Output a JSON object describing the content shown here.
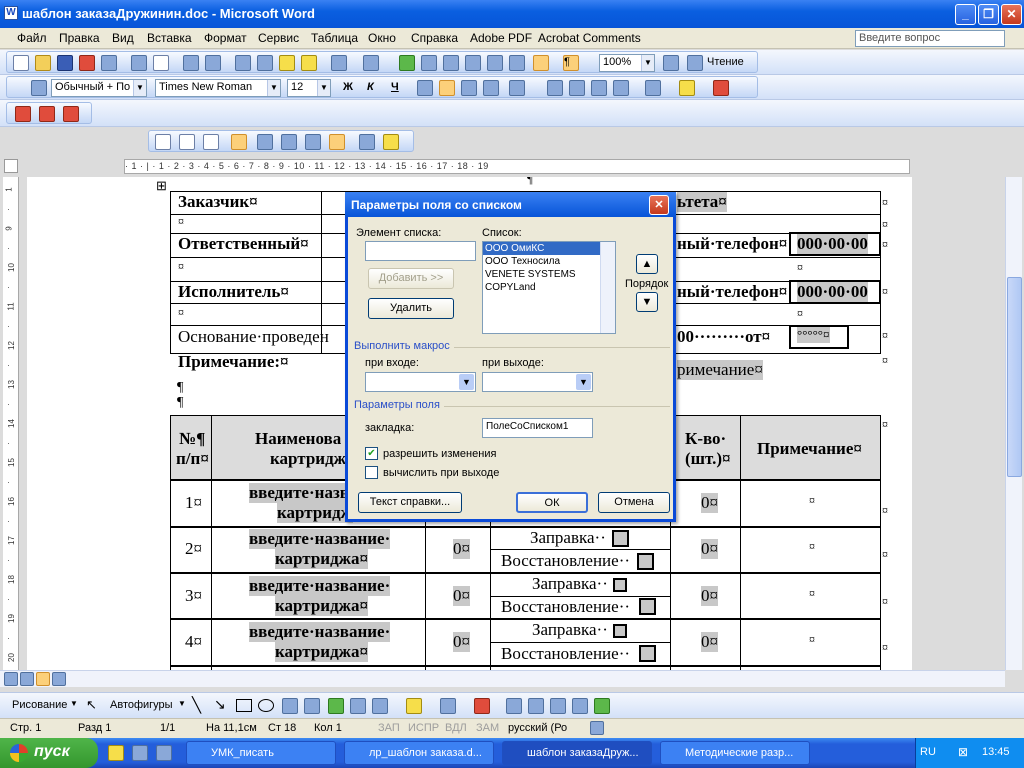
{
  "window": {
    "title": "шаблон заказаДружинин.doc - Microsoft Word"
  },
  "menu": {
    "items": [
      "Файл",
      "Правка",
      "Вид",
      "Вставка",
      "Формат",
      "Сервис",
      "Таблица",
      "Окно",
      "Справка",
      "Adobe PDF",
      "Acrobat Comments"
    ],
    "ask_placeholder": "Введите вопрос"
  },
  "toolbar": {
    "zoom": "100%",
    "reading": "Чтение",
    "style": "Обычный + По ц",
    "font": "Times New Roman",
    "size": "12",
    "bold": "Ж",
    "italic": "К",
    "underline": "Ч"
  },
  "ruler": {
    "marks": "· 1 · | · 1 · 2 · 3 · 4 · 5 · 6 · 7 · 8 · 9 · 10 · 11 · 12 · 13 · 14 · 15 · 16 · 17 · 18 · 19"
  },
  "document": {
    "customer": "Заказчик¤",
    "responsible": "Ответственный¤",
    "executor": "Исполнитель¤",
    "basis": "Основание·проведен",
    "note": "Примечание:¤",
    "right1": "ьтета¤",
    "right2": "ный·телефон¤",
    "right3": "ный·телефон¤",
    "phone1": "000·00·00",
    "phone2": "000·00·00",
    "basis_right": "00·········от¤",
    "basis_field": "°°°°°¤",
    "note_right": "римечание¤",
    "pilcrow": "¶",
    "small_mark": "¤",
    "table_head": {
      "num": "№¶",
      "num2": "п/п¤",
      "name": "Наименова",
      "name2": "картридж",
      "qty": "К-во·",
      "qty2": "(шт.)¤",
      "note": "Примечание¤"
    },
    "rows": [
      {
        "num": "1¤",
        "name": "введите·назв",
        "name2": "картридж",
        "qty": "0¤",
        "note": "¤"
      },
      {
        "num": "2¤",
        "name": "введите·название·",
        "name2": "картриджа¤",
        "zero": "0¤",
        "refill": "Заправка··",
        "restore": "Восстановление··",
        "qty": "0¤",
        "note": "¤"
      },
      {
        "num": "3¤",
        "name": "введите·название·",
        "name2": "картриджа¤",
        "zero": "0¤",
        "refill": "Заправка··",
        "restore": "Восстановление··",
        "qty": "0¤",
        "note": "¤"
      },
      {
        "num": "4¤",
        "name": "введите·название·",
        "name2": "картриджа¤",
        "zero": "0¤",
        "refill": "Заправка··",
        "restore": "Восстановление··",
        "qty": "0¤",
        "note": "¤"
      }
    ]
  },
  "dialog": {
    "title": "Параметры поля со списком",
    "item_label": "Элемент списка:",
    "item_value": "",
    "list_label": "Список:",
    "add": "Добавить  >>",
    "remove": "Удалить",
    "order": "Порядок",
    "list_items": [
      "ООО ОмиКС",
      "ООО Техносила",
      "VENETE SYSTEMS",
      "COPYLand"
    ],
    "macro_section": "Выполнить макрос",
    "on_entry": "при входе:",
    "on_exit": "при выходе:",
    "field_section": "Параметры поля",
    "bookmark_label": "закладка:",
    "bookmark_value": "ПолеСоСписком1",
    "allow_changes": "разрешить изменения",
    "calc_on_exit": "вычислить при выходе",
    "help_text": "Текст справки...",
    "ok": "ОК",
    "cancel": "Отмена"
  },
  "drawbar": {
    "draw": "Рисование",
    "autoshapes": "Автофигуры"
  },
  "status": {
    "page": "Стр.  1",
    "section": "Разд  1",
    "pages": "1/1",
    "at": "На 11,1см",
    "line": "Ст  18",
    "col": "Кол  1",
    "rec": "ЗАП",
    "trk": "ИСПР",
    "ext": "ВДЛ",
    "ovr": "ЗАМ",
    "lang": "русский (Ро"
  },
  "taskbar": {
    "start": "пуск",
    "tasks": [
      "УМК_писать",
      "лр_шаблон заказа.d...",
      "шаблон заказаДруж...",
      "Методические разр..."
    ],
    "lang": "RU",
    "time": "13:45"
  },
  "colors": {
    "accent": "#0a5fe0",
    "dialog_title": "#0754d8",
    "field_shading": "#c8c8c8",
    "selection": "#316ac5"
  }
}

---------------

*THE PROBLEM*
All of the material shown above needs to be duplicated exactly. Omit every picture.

*RESULT*
Output a JSON object describing the content shown here.
{
  "window": {
    "title": "шаблон заказаДружинин.doc - Microsoft Word"
  },
  "menu": {
    "items": [
      "Файл",
      "Правка",
      "Вид",
      "Вставка",
      "Формат",
      "Сервис",
      "Таблица",
      "Окно",
      "Справка",
      "Adobe PDF",
      "Acrobat Comments"
    ],
    "ask_placeholder": "Введите вопрос"
  },
  "toolbar": {
    "zoom": "100%",
    "reading": "Чтение",
    "style": "Обычный + По ц",
    "font": "Times New Roman",
    "size": "12",
    "bold": "Ж",
    "italic": "К",
    "underline": "Ч"
  },
  "ruler": {
    "marks": "· 1 · | · 1 · 2 · 3 · 4 · 5 · 6 · 7 · 8 · 9 · 10 · 11 · 12 · 13 · 14 · 15 · 16 · 17 · 18 · 19"
  },
  "document": {
    "customer": "Заказчик¤",
    "responsible": "Ответственный¤",
    "executor": "Исполнитель¤",
    "basis": "Основание·проведен",
    "note": "Примечание:¤",
    "right1": "ьтета¤",
    "right2": "ный·телефон¤",
    "right3": "ный·телефон¤",
    "phone1": "000·00·00",
    "phone2": "000·00·00",
    "basis_right": "00·········от¤",
    "basis_field": "°°°°°¤",
    "note_right": "римечание¤",
    "pilcrow": "¶",
    "small_mark": "¤",
    "table_head": {
      "num": "№¶",
      "num2": "п/п¤",
      "name": "Наименова",
      "name2": "картридж",
      "qty": "К-во·",
      "qty2": "(шт.)¤",
      "note": "Примечание¤"
    },
    "rows": [
      {
        "num": "1¤",
        "name": "введите·назв",
        "name2": "картридж",
        "qty": "0¤",
        "note": "¤"
      },
      {
        "num": "2¤",
        "name": "введите·название·",
        "name2": "картриджа¤",
        "zero": "0¤",
        "refill": "Заправка··",
        "restore": "Восстановление··",
        "qty": "0¤",
        "note": "¤"
      },
      {
        "num": "3¤",
        "name": "введите·название·",
        "name2": "картриджа¤",
        "zero": "0¤",
        "refill": "Заправка··",
        "restore": "Восстановление··",
        "qty": "0¤",
        "note": "¤"
      },
      {
        "num": "4¤",
        "name": "введите·название·",
        "name2": "картриджа¤",
        "zero": "0¤",
        "refill": "Заправка··",
        "restore": "Восстановление··",
        "qty": "0¤",
        "note": "¤"
      }
    ]
  },
  "dialog": {
    "title": "Параметры поля со списком",
    "item_label": "Элемент списка:",
    "item_value": "",
    "list_label": "Список:",
    "add": "Добавить  >>",
    "remove": "Удалить",
    "order": "Порядок",
    "list_items": [
      "ООО ОмиКС",
      "ООО Техносила",
      "VENETE SYSTEMS",
      "COPYLand"
    ],
    "macro_section": "Выполнить макрос",
    "on_entry": "при входе:",
    "on_exit": "при выходе:",
    "field_section": "Параметры поля",
    "bookmark_label": "закладка:",
    "bookmark_value": "ПолеСоСписком1",
    "allow_changes": "разрешить изменения",
    "calc_on_exit": "вычислить при выходе",
    "help_text": "Текст справки...",
    "ok": "ОК",
    "cancel": "Отмена"
  },
  "drawbar": {
    "draw": "Рисование",
    "autoshapes": "Автофигуры"
  },
  "status": {
    "page": "Стр.  1",
    "section": "Разд  1",
    "pages": "1/1",
    "at": "На 11,1см",
    "line": "Ст  18",
    "col": "Кол  1",
    "rec": "ЗАП",
    "trk": "ИСПР",
    "ext": "ВДЛ",
    "ovr": "ЗАМ",
    "lang": "русский (Ро"
  },
  "taskbar": {
    "start": "пуск",
    "tasks": [
      "УМК_писать",
      "лр_шаблон заказа.d...",
      "шаблон заказаДруж...",
      "Методические разр..."
    ],
    "lang": "RU",
    "time": "13:45"
  },
  "colors": {
    "accent": "#0a5fe0",
    "dialog_title": "#0754d8",
    "field_shading": "#c8c8c8",
    "selection": "#316ac5"
  }
}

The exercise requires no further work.